Data records for software interfaces:
○ ○ ○ ○

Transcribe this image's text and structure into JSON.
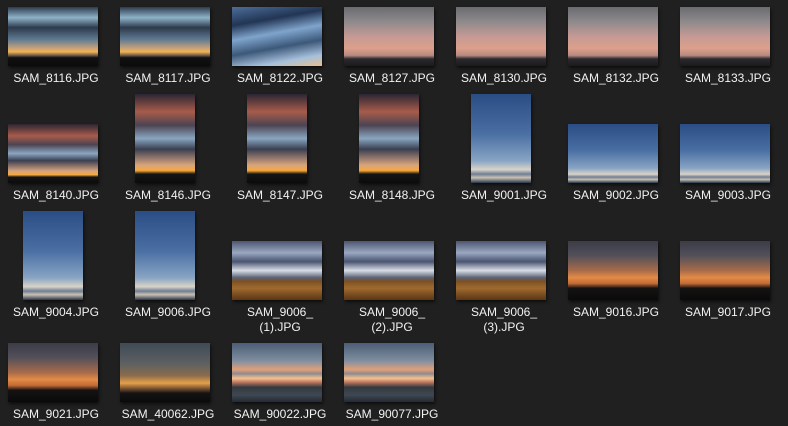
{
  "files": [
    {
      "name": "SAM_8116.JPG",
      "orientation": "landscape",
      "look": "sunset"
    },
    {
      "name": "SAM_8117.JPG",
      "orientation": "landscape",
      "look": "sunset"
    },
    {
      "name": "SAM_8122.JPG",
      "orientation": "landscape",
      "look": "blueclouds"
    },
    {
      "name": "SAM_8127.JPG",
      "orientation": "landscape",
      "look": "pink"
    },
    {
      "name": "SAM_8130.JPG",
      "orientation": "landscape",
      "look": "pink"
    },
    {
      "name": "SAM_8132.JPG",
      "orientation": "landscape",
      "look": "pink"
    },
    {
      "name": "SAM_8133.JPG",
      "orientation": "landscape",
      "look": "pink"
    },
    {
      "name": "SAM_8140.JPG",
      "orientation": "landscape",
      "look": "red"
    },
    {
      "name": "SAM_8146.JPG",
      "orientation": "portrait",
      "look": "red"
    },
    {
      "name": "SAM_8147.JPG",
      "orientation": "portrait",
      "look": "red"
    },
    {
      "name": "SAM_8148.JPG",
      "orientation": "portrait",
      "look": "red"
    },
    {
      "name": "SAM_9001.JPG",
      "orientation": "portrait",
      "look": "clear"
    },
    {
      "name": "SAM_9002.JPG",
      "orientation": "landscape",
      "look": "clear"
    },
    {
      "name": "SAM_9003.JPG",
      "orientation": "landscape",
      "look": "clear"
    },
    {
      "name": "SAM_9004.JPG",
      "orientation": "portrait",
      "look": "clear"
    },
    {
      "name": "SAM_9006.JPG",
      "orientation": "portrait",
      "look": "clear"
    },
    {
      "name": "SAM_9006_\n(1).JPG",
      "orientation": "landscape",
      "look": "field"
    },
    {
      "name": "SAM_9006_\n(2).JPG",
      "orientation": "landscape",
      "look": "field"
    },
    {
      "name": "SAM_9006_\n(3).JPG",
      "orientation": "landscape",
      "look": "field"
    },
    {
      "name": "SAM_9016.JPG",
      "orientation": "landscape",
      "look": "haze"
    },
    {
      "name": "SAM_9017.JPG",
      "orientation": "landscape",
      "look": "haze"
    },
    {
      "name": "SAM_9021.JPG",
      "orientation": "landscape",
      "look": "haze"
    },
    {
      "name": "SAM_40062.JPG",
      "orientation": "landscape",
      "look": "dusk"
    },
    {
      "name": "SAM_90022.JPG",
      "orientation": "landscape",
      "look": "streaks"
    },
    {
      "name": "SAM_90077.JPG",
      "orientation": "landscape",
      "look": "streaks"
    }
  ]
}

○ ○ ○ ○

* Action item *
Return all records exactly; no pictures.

* Result of this task *
Transcribe this image's text and structure into JSON.
{
  "files": [
    {
      "name": "SAM_8116.JPG",
      "orientation": "landscape",
      "look": "sunset"
    },
    {
      "name": "SAM_8117.JPG",
      "orientation": "landscape",
      "look": "sunset"
    },
    {
      "name": "SAM_8122.JPG",
      "orientation": "landscape",
      "look": "blueclouds"
    },
    {
      "name": "SAM_8127.JPG",
      "orientation": "landscape",
      "look": "pink"
    },
    {
      "name": "SAM_8130.JPG",
      "orientation": "landscape",
      "look": "pink"
    },
    {
      "name": "SAM_8132.JPG",
      "orientation": "landscape",
      "look": "pink"
    },
    {
      "name": "SAM_8133.JPG",
      "orientation": "landscape",
      "look": "pink"
    },
    {
      "name": "SAM_8140.JPG",
      "orientation": "landscape",
      "look": "red"
    },
    {
      "name": "SAM_8146.JPG",
      "orientation": "portrait",
      "look": "red"
    },
    {
      "name": "SAM_8147.JPG",
      "orientation": "portrait",
      "look": "red"
    },
    {
      "name": "SAM_8148.JPG",
      "orientation": "portrait",
      "look": "red"
    },
    {
      "name": "SAM_9001.JPG",
      "orientation": "portrait",
      "look": "clear"
    },
    {
      "name": "SAM_9002.JPG",
      "orientation": "landscape",
      "look": "clear"
    },
    {
      "name": "SAM_9003.JPG",
      "orientation": "landscape",
      "look": "clear"
    },
    {
      "name": "SAM_9004.JPG",
      "orientation": "portrait",
      "look": "clear"
    },
    {
      "name": "SAM_9006.JPG",
      "orientation": "portrait",
      "look": "clear"
    },
    {
      "name": "SAM_9006_\n(1).JPG",
      "orientation": "landscape",
      "look": "field"
    },
    {
      "name": "SAM_9006_\n(2).JPG",
      "orientation": "landscape",
      "look": "field"
    },
    {
      "name": "SAM_9006_\n(3).JPG",
      "orientation": "landscape",
      "look": "field"
    },
    {
      "name": "SAM_9016.JPG",
      "orientation": "landscape",
      "look": "haze"
    },
    {
      "name": "SAM_9017.JPG",
      "orientation": "landscape",
      "look": "haze"
    },
    {
      "name": "SAM_9021.JPG",
      "orientation": "landscape",
      "look": "haze"
    },
    {
      "name": "SAM_40062.JPG",
      "orientation": "landscape",
      "look": "dusk"
    },
    {
      "name": "SAM_90022.JPG",
      "orientation": "landscape",
      "look": "streaks"
    },
    {
      "name": "SAM_90077.JPG",
      "orientation": "landscape",
      "look": "streaks"
    }
  ]
}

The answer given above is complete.